Job levels in many of the traditional commodity processing industries are subject to many of the structural changes occurring in production agriculture. While almost 4,900 new agricultural commodity processing jobs were added to Iowa's economy during the six years studied, those gains were offset substantially by losses of 2,100 jobs in declining commodity processing industries, making the net employment growth 2,800 new jobs.
The net state employment change in meat processing industries was 350 new jobs during the time period studied. There was a net loss of more than 800 jobs in grain and soybean processing industries, with most of those losses occurring in the animal feed industry.
The study concludes that Iowa's agricultural commodity processing industries have an undeniably important role in the state's economy and help increase commodity prices received by farmers, but cautions against raising expectations of their impact to unreachable heights.
"Iowa's dependence on agricultural commodity processing employment has decreased in the last six years.

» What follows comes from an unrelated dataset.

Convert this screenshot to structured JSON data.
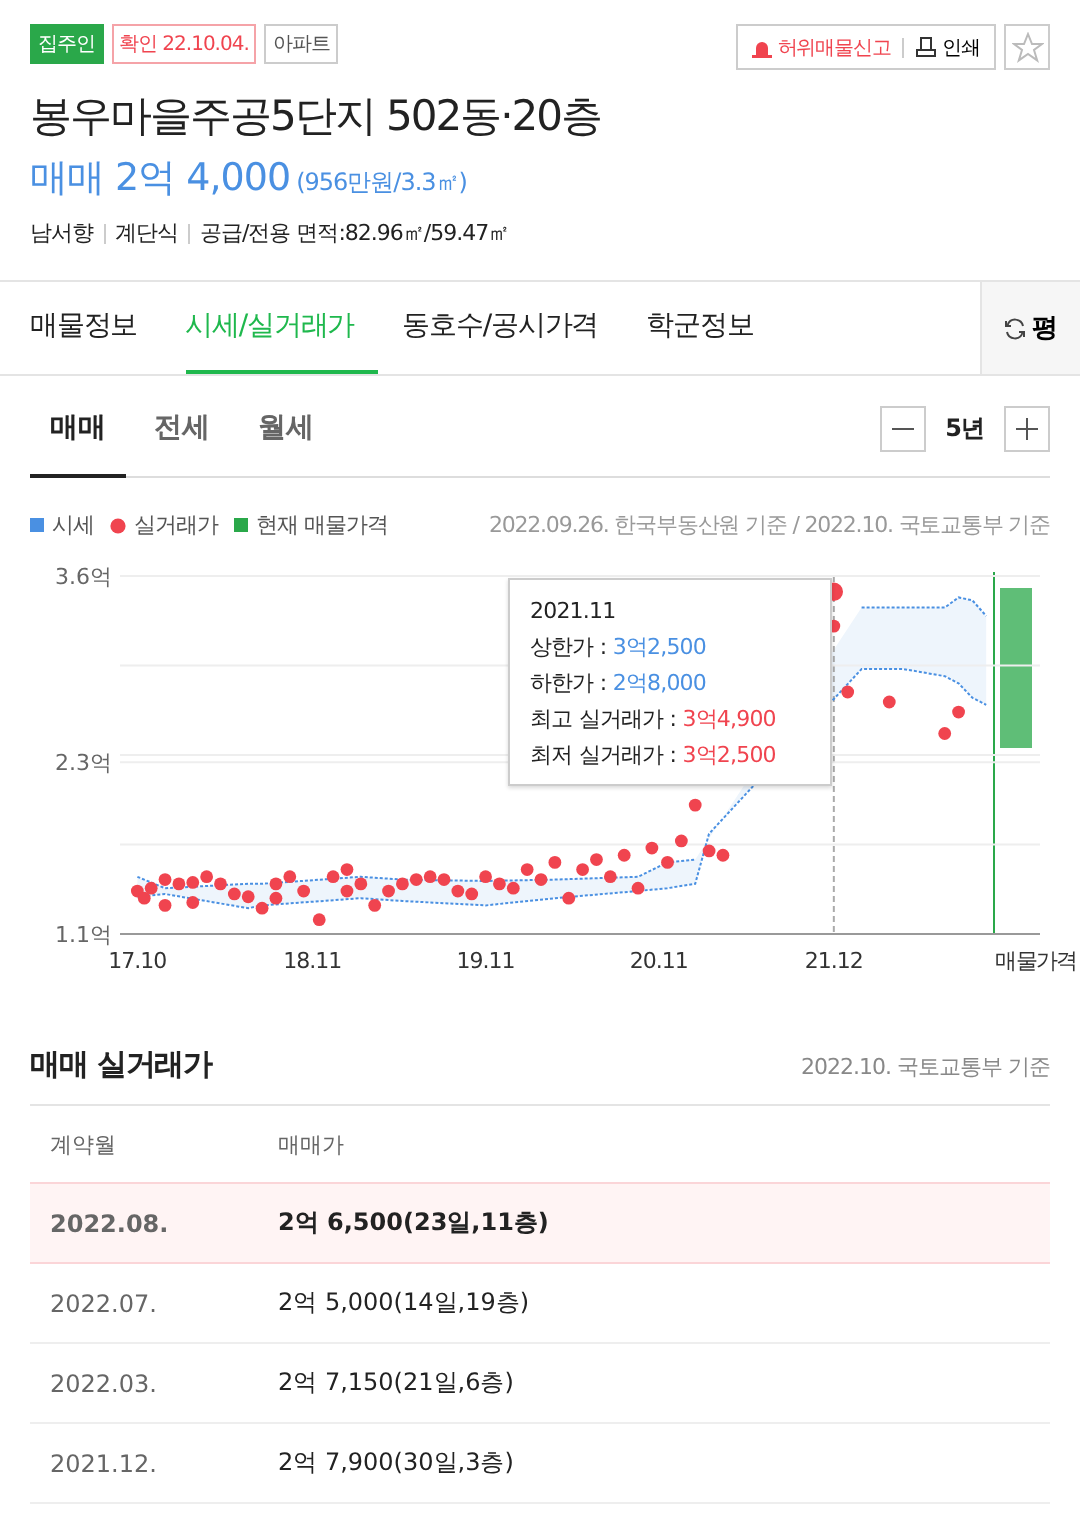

With growth rates lagging other manufacturing industries, agricultural commodity processing industries dropped from 22 to 20% of total manufacturing employment between 1992 and 1998," the report states.
The authors note that newer, high-technology firms might represent greater opportunities for employment growth than the traditional food processing industries, although they acknowledge this potential is difficult to assess.
The report's final paragraph says Iowa's future growth will depend on capitalizing on its strengths, such as production agriculture, agricultural services and value-added agricultural industries.
However, it cautions that slow employment growth rates experienced by agricultural commodity processing industries limit their potential as job generators for rural places. And that an overemphasis on value-added agriculture may keep the state from seeing new opportunities in other industries.
The full report is on the Web at: www.econ.iastate.edu/research/webpapers/NDN0081.doc. This is the third in a series of reports focusing on recent patterns of employment change in Iowa. The first report described broad changes in Iowa employment. The second dealt with employment increases in targeted industries.